Leading economists unconcerned as Irish GDP decreases in first quarter of 2018
The Irish economy shrunk in the first quarter of the year, according to official statistics released this morning.
Irish GDP decreased 0.6pc in the period, the CSO said.
GDP is not seen as a particularly reliable indicator of Irish growth- because it includes activity by multinationals which does not always reflect what is happening on the ground.
But personal consumption of goods and services, described by the CSO as "an important measure of domestic economic activity" was also down in the period with a reduction of 0.3pc.
For 2017 as a whole, GDP grew by 7.2pc, the CSO said.
Merrion Capital chief economist Alan McQuaid said the dip was probably related to the heavy snow.
He said the economy was performing strongly – with GDP 9.1pc higher than it was in the first quarter last year.
"It looks like headline GDP growth for 2018 as a whole will be a lot higher than most commentators had been predicting. We now expect overall GDP growth of 7pc-9pc, with underlying growth of 4.5pc to 5.5pc."
Chief Economist at EY Ireland Prof Neil Gibson said the fall must be viewed in the context of "the very strong growth recorded in recent quarters".
"Given the volatility in the measure it should not trigger any concern over Irish economic performance. When set alongside the labour market data, tax receipts and survey evidence, the picture is still one of a fast-growing economy," he said.
"The fall in the level of consumer spending is important to track, but this is always a feature of Quarter 1 data.

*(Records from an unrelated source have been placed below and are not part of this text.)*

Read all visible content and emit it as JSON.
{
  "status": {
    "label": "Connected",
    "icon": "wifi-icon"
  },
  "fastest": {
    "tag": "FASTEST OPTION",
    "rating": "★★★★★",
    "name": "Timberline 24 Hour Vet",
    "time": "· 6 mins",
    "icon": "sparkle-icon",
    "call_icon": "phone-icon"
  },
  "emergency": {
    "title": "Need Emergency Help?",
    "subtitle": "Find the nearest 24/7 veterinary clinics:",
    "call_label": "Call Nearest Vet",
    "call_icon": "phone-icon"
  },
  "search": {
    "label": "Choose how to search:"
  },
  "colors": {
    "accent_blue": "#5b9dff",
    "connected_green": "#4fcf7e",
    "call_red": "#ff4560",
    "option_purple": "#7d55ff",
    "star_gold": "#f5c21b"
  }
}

Across Europe Q1 growth was a little softer and it would be unreasonable to expect Ireland to maintain its 2017 growth pace.
"It is therefore important not to view a moderating of growth in 2018 in a negative light if it remains above 3pc, which we project that it comfortably will."